- [TRY IT]:
Pictures aside, each entry has to be returned exactly as it stands.

- [DATASET EXCERPTS]:
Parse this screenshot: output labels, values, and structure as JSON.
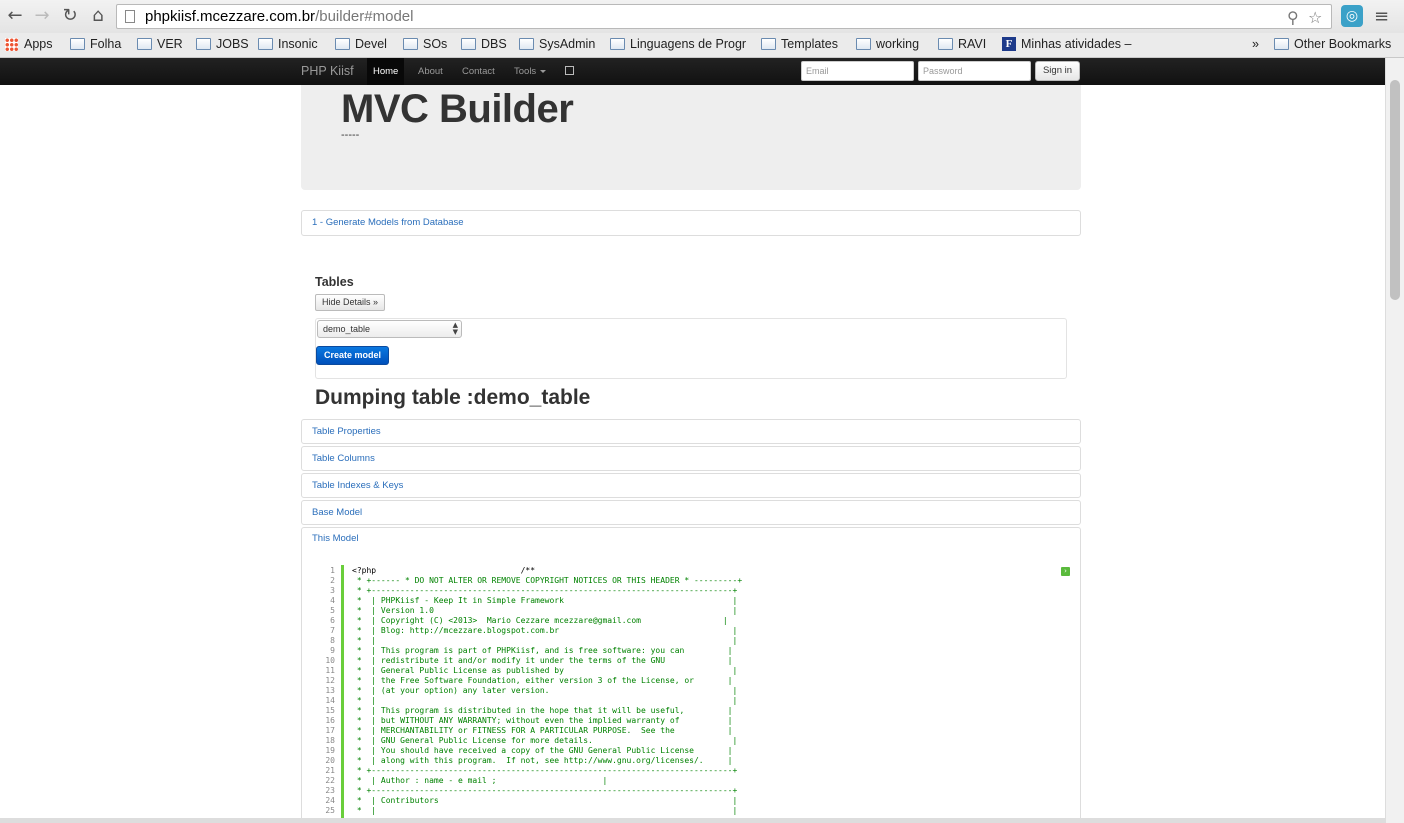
{
  "browser": {
    "url_host": "phpkiisf.mcezzare.com.br",
    "url_path": "/builder#model",
    "bookmarks": [
      {
        "label": "Apps",
        "type": "apps"
      },
      {
        "label": "Folha",
        "type": "folder"
      },
      {
        "label": "VER",
        "type": "folder"
      },
      {
        "label": "JOBS",
        "type": "folder"
      },
      {
        "label": "Insonic",
        "type": "folder"
      },
      {
        "label": "Devel",
        "type": "folder"
      },
      {
        "label": "SOs",
        "type": "folder"
      },
      {
        "label": "DBS",
        "type": "folder"
      },
      {
        "label": "SysAdmin",
        "type": "folder"
      },
      {
        "label": "Linguagens de Progr",
        "type": "folder"
      },
      {
        "label": "Templates",
        "type": "folder"
      },
      {
        "label": "working",
        "type": "folder"
      },
      {
        "label": "RAVI",
        "type": "folder"
      },
      {
        "label": "Minhas atividades –",
        "type": "f"
      }
    ],
    "overflow_label": "»",
    "other_bookmarks": "Other Bookmarks"
  },
  "navbar": {
    "brand": "PHP Kiisf",
    "links": [
      "Home",
      "About",
      "Contact",
      "Tools"
    ],
    "email_placeholder": "Email",
    "password_placeholder": "Password",
    "signin_label": "Sign in"
  },
  "hero": {
    "title": "MVC Builder",
    "subtitle": "-----"
  },
  "generate_link": "1 - Generate Models from Database",
  "tables": {
    "title": "Tables",
    "hide_details": "Hide Details »",
    "selected_table": "demo_table",
    "create_button": "Create model"
  },
  "dump_title": "Dumping table :demo_table",
  "sections": [
    "Table Properties",
    "Table Columns",
    "Table Indexes & Keys",
    "Base Model",
    "This Model"
  ],
  "code_lines": [
    "<?php                              /**",
    " * +------ * DO NOT ALTER OR REMOVE COPYRIGHT NOTICES OR THIS HEADER * ---------+",
    " * +---------------------------------------------------------------------------+",
    " *  | PHPKiisf - Keep It in Simple Framework                                   |",
    " *  | Version 1.0                                                              |",
    " *  | Copyright (C) <2013>  Mario Cezzare mcezzare@gmail.com                 |",
    " *  | Blog: http://mcezzare.blogspot.com.br                                    |",
    " *  |                                                                          |",
    " *  | This program is part of PHPKiisf, and is free software: you can         |",
    " *  | redistribute it and/or modify it under the terms of the GNU             |",
    " *  | General Public License as published by                                   |",
    " *  | the Free Software Foundation, either version 3 of the License, or       |",
    " *  | (at your option) any later version.                                      |",
    " *  |                                                                          |",
    " *  | This program is distributed in the hope that it will be useful,         |",
    " *  | but WITHOUT ANY WARRANTY; without even the implied warranty of          |",
    " *  | MERCHANTABILITY or FITNESS FOR A PARTICULAR PURPOSE.  See the           |",
    " *  | GNU General Public License for more details.                             |",
    " *  | You should have received a copy of the GNU General Public License       |",
    " *  | along with this program.  If not, see http://www.gnu.org/licenses/.     |",
    " * +---------------------------------------------------------------------------+",
    " *  | Author : name - e mail ;                      |",
    " * +---------------------------------------------------------------------------+",
    " *  | Contributors                                                             |",
    " *  |                                                                          |"
  ],
  "colors": {
    "link": "#2a6ebb",
    "primary_button": "#0050bb",
    "code_green": "#008200",
    "gutter": "#6ace3b"
  }
}
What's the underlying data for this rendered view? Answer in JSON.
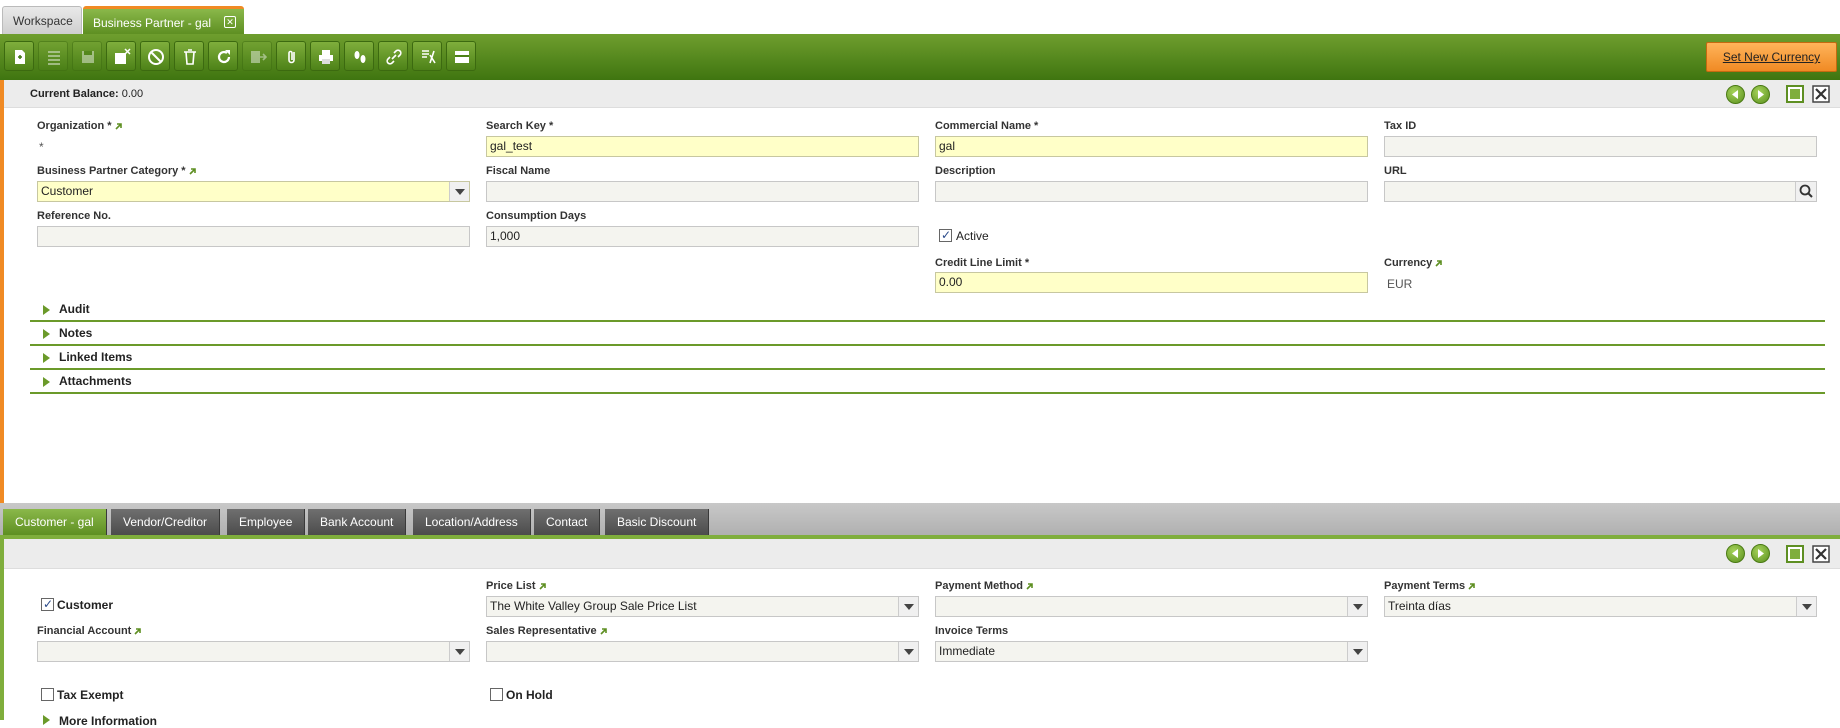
{
  "tabs": {
    "workspace": "Workspace",
    "business_partner": "Business Partner - gal"
  },
  "toolbar": {
    "set_new_currency": "Set New Currency",
    "buttons": [
      "new-doc",
      "grid-view",
      "save",
      "save-close",
      "undo",
      "delete",
      "refresh",
      "export",
      "attach",
      "print",
      "audit-trail",
      "link",
      "tools",
      "layout"
    ]
  },
  "status": {
    "label": "Current Balance:",
    "value": "0.00"
  },
  "form": {
    "organization": {
      "label": "Organization *",
      "value": "*"
    },
    "search_key": {
      "label": "Search Key *",
      "value": "gal_test"
    },
    "commercial_name": {
      "label": "Commercial Name *",
      "value": "gal"
    },
    "tax_id": {
      "label": "Tax ID",
      "value": ""
    },
    "bp_category": {
      "label": "Business Partner Category *",
      "value": "Customer"
    },
    "fiscal_name": {
      "label": "Fiscal Name",
      "value": ""
    },
    "description": {
      "label": "Description",
      "value": ""
    },
    "url": {
      "label": "URL",
      "value": ""
    },
    "reference_no": {
      "label": "Reference No.",
      "value": ""
    },
    "consumption_days": {
      "label": "Consumption Days",
      "value": "1,000"
    },
    "active": {
      "label": "Active",
      "checked": true
    },
    "credit_line_limit": {
      "label": "Credit Line Limit *",
      "value": "0.00"
    },
    "currency": {
      "label": "Currency",
      "value": "EUR"
    }
  },
  "sections": [
    "Audit",
    "Notes",
    "Linked Items",
    "Attachments"
  ],
  "child_tabs": [
    "Customer - gal",
    "Vendor/Creditor",
    "Employee",
    "Bank Account",
    "Location/Address",
    "Contact",
    "Basic Discount"
  ],
  "customer": {
    "customer": {
      "label": "Customer",
      "checked": true
    },
    "price_list": {
      "label": "Price List",
      "value": "The White Valley Group Sale Price List"
    },
    "payment_method": {
      "label": "Payment Method",
      "value": ""
    },
    "payment_terms": {
      "label": "Payment Terms",
      "value": "Treinta días"
    },
    "financial_account": {
      "label": "Financial Account",
      "value": ""
    },
    "sales_rep": {
      "label": "Sales Representative",
      "value": ""
    },
    "invoice_terms": {
      "label": "Invoice Terms",
      "value": "Immediate"
    },
    "tax_exempt": {
      "label": "Tax Exempt",
      "checked": false
    },
    "on_hold": {
      "label": "On Hold",
      "checked": false
    },
    "more_info": "More Information"
  },
  "colors": {
    "green_accent": "#5e8f22",
    "orange_accent": "#f08a24",
    "required_bg": "#ffffc8"
  }
}
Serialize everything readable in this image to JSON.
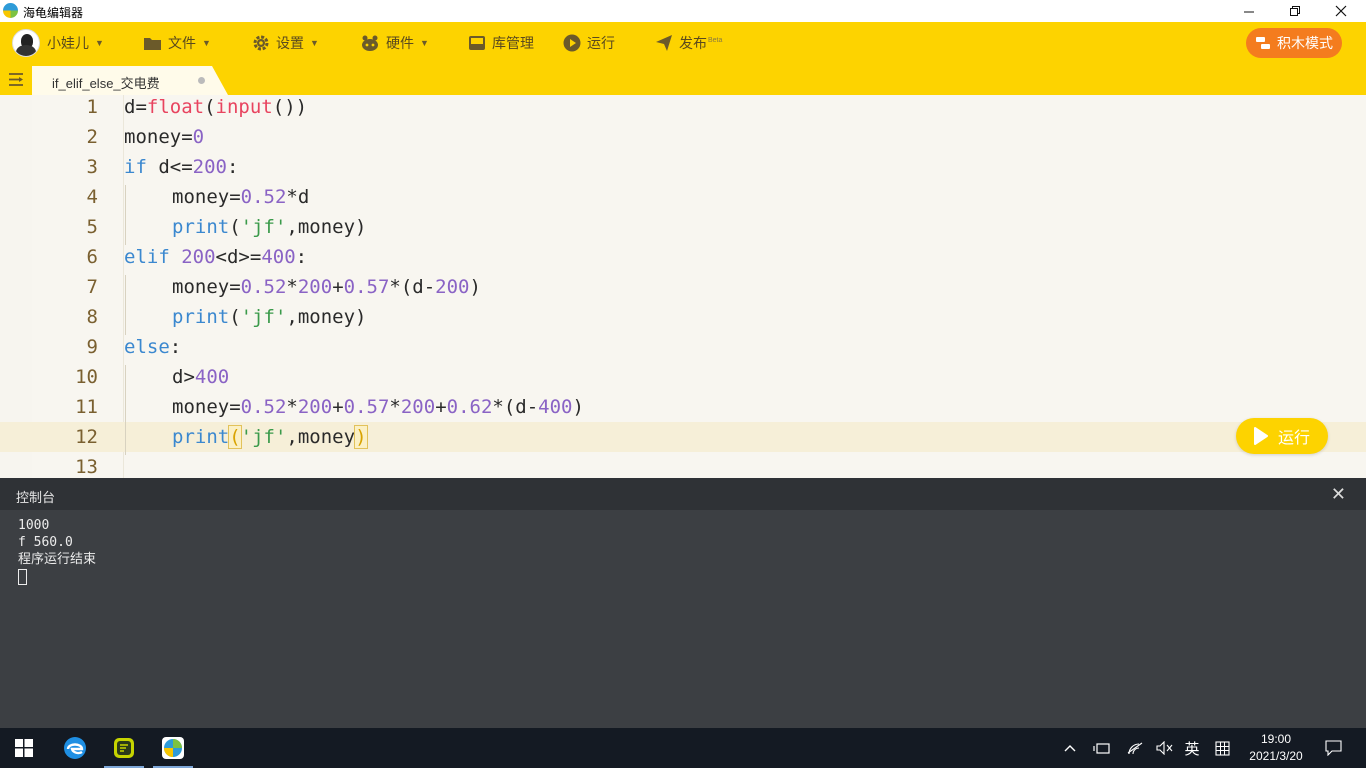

- [RESULT OF THIS TASK]:
Parse this screenshot: output labels, values, and structure as JSON.
{
  "browser": {
    "url_host": "phpkiisf.mcezzare.com.br",
    "url_path": "/builder#model",
    "bookmarks": [
      {
        "label": "Apps",
        "type": "apps"
      },
      {
        "label": "Folha",
        "type": "folder"
      },
      {
        "label": "VER",
        "type": "folder"
      },
      {
        "label": "JOBS",
        "type": "folder"
      },
      {
        "label": "Insonic",
        "type": "folder"
      },
      {
        "label": "Devel",
        "type": "folder"
      },
      {
        "label": "SOs",
        "type": "folder"
      },
      {
        "label": "DBS",
        "type": "folder"
      },
      {
        "label": "SysAdmin",
        "type": "folder"
      },
      {
        "label": "Linguagens de Progr",
        "type": "folder"
      },
      {
        "label": "Templates",
        "type": "folder"
      },
      {
        "label": "working",
        "type": "folder"
      },
      {
        "label": "RAVI",
        "type": "folder"
      },
      {
        "label": "Minhas atividades –",
        "type": "f"
      }
    ],
    "overflow_label": "»",
    "other_bookmarks": "Other Bookmarks"
  },
  "navbar": {
    "brand": "PHP Kiisf",
    "links": [
      "Home",
      "About",
      "Contact",
      "Tools"
    ],
    "email_placeholder": "Email",
    "password_placeholder": "Password",
    "signin_label": "Sign in"
  },
  "hero": {
    "title": "MVC Builder",
    "subtitle": "-----"
  },
  "generate_link": "1 - Generate Models from Database",
  "tables": {
    "title": "Tables",
    "hide_details": "Hide Details »",
    "selected_table": "demo_table",
    "create_button": "Create model"
  },
  "dump_title": "Dumping table :demo_table",
  "sections": [
    "Table Properties",
    "Table Columns",
    "Table Indexes & Keys",
    "Base Model",
    "This Model"
  ],
  "code_lines": [
    "<?php                              /**",
    " * +------ * DO NOT ALTER OR REMOVE COPYRIGHT NOTICES OR THIS HEADER * ---------+",
    " * +---------------------------------------------------------------------------+",
    " *  | PHPKiisf - Keep It in Simple Framework                                   |",
    " *  | Version 1.0                                                              |",
    " *  | Copyright (C) <2013>  Mario Cezzare mcezzare@gmail.com                 |",
    " *  | Blog: http://mcezzare.blogspot.com.br                                    |",
    " *  |                                                                          |",
    " *  | This program is part of PHPKiisf, and is free software: you can         |",
    " *  | redistribute it and/or modify it under the terms of the GNU             |",
    " *  | General Public License as published by                                   |",
    " *  | the Free Software Foundation, either version 3 of the License, or       |",
    " *  | (at your option) any later version.                                      |",
    " *  |                                                                          |",
    " *  | This program is distributed in the hope that it will be useful,         |",
    " *  | but WITHOUT ANY WARRANTY; without even the implied warranty of          |",
    " *  | MERCHANTABILITY or FITNESS FOR A PARTICULAR PURPOSE.  See the           |",
    " *  | GNU General Public License for more details.                             |",
    " *  | You should have received a copy of the GNU General Public License       |",
    " *  | along with this program.  If not, see http://www.gnu.org/licenses/.     |",
    " * +---------------------------------------------------------------------------+",
    " *  | Author : name - e mail ;                      |",
    " * +---------------------------------------------------------------------------+",
    " *  | Contributors                                                             |",
    " *  |                                                                          |"
  ],
  "colors": {
    "link": "#2a6ebb",
    "primary_button": "#0050bb",
    "code_green": "#008200",
    "gutter": "#6ace3b"
  }
}
What's the underlying data for this rendered view? Answer in JSON.
{
  "tabs": {
    "workspace": "Workspace",
    "business_partner": "Business Partner - gal"
  },
  "toolbar": {
    "set_new_currency": "Set New Currency",
    "buttons": [
      "new-doc",
      "grid-view",
      "save",
      "save-close",
      "undo",
      "delete",
      "refresh",
      "export",
      "attach",
      "print",
      "audit-trail",
      "link",
      "tools",
      "layout"
    ]
  },
  "status": {
    "label": "Current Balance:",
    "value": "0.00"
  },
  "form": {
    "organization": {
      "label": "Organization *",
      "value": "*"
    },
    "search_key": {
      "label": "Search Key *",
      "value": "gal_test"
    },
    "commercial_name": {
      "label": "Commercial Name *",
      "value": "gal"
    },
    "tax_id": {
      "label": "Tax ID",
      "value": ""
    },
    "bp_category": {
      "label": "Business Partner Category *",
      "value": "Customer"
    },
    "fiscal_name": {
      "label": "Fiscal Name",
      "value": ""
    },
    "description": {
      "label": "Description",
      "value": ""
    },
    "url": {
      "label": "URL",
      "value": ""
    },
    "reference_no": {
      "label": "Reference No.",
      "value": ""
    },
    "consumption_days": {
      "label": "Consumption Days",
      "value": "1,000"
    },
    "active": {
      "label": "Active",
      "checked": true
    },
    "credit_line_limit": {
      "label": "Credit Line Limit *",
      "value": "0.00"
    },
    "currency": {
      "label": "Currency",
      "value": "EUR"
    }
  },
  "sections": [
    "Audit",
    "Notes",
    "Linked Items",
    "Attachments"
  ],
  "child_tabs": [
    "Customer - gal",
    "Vendor/Creditor",
    "Employee",
    "Bank Account",
    "Location/Address",
    "Contact",
    "Basic Discount"
  ],
  "customer": {
    "customer": {
      "label": "Customer",
      "checked": true
    },
    "price_list": {
      "label": "Price List",
      "value": "The White Valley Group Sale Price List"
    },
    "payment_method": {
      "label": "Payment Method",
      "value": ""
    },
    "payment_terms": {
      "label": "Payment Terms",
      "value": "Treinta días"
    },
    "financial_account": {
      "label": "Financial Account",
      "value": ""
    },
    "sales_rep": {
      "label": "Sales Representative",
      "value": ""
    },
    "invoice_terms": {
      "label": "Invoice Terms",
      "value": "Immediate"
    },
    "tax_exempt": {
      "label": "Tax Exempt",
      "checked": false
    },
    "on_hold": {
      "label": "On Hold",
      "checked": false
    },
    "more_info": "More Information"
  },
  "colors": {
    "green_accent": "#5e8f22",
    "orange_accent": "#f08a24",
    "required_bg": "#ffffc8"
  }
}
Serialize everything readable in this image to JSON.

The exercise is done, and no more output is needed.